Web page and app entries:
☆ ☆ ☆ ☆

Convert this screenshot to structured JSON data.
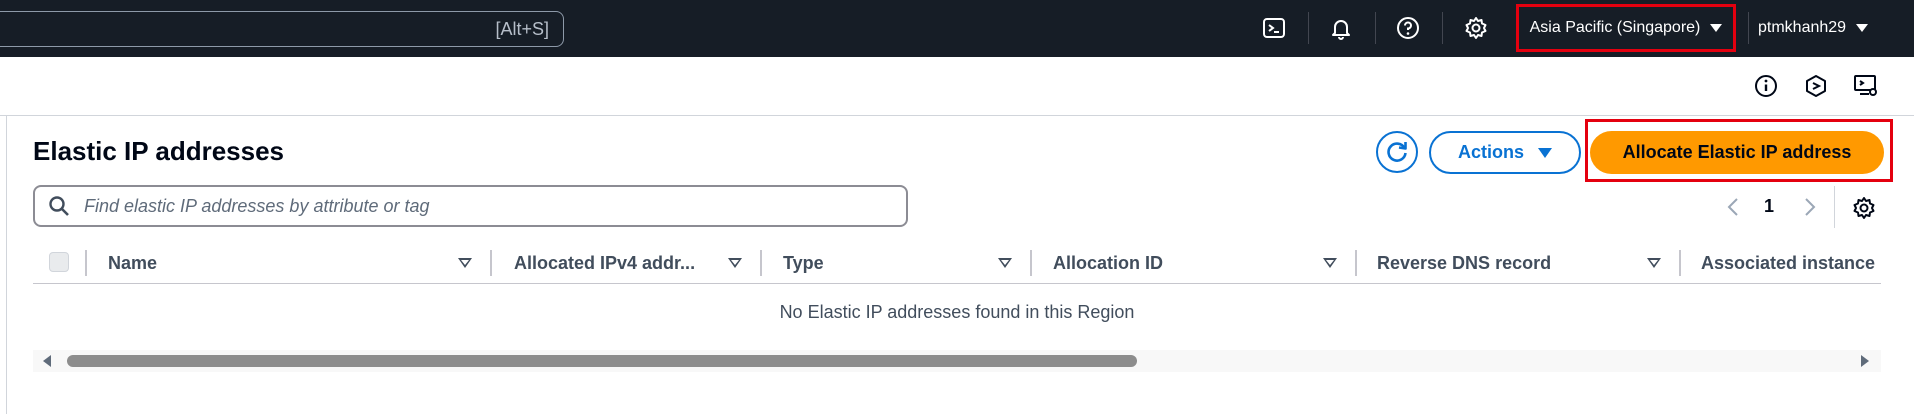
{
  "topbar": {
    "search_shortcut": "[Alt+S]",
    "region": "Asia Pacific (Singapore)",
    "user": "ptmkhanh29",
    "icons": [
      "cloudshell-icon",
      "bell-icon",
      "help-icon",
      "gear-icon"
    ]
  },
  "utility": {
    "icons": [
      "info-icon",
      "notifications-hexagon-icon",
      "display-settings-icon"
    ]
  },
  "page": {
    "title": "Elastic IP addresses",
    "actions_label": "Actions",
    "allocate_label": "Allocate Elastic IP address",
    "filter_placeholder": "Find elastic IP addresses by attribute or tag",
    "page_number": "1"
  },
  "table": {
    "columns": [
      {
        "label": "Name"
      },
      {
        "label": "Allocated IPv4 addr..."
      },
      {
        "label": "Type"
      },
      {
        "label": "Allocation ID"
      },
      {
        "label": "Reverse DNS record"
      },
      {
        "label": "Associated instance I"
      }
    ],
    "empty_message": "No Elastic IP addresses found in this Region"
  },
  "colors": {
    "topbar_bg": "#161d26",
    "accent_blue": "#0972d3",
    "primary_orange": "#ff9900",
    "highlight_red": "#e4000f"
  }
}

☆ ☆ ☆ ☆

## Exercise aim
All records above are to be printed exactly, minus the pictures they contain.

## Answer
Convert this screenshot to structured JSON data.
{
  "topbar": {
    "search_shortcut": "[Alt+S]",
    "region": "Asia Pacific (Singapore)",
    "user": "ptmkhanh29",
    "icons": [
      "cloudshell-icon",
      "bell-icon",
      "help-icon",
      "gear-icon"
    ]
  },
  "utility": {
    "icons": [
      "info-icon",
      "notifications-hexagon-icon",
      "display-settings-icon"
    ]
  },
  "page": {
    "title": "Elastic IP addresses",
    "actions_label": "Actions",
    "allocate_label": "Allocate Elastic IP address",
    "filter_placeholder": "Find elastic IP addresses by attribute or tag",
    "page_number": "1"
  },
  "table": {
    "columns": [
      {
        "label": "Name"
      },
      {
        "label": "Allocated IPv4 addr..."
      },
      {
        "label": "Type"
      },
      {
        "label": "Allocation ID"
      },
      {
        "label": "Reverse DNS record"
      },
      {
        "label": "Associated instance I"
      }
    ],
    "empty_message": "No Elastic IP addresses found in this Region"
  },
  "colors": {
    "topbar_bg": "#161d26",
    "accent_blue": "#0972d3",
    "primary_orange": "#ff9900",
    "highlight_red": "#e4000f"
  }
}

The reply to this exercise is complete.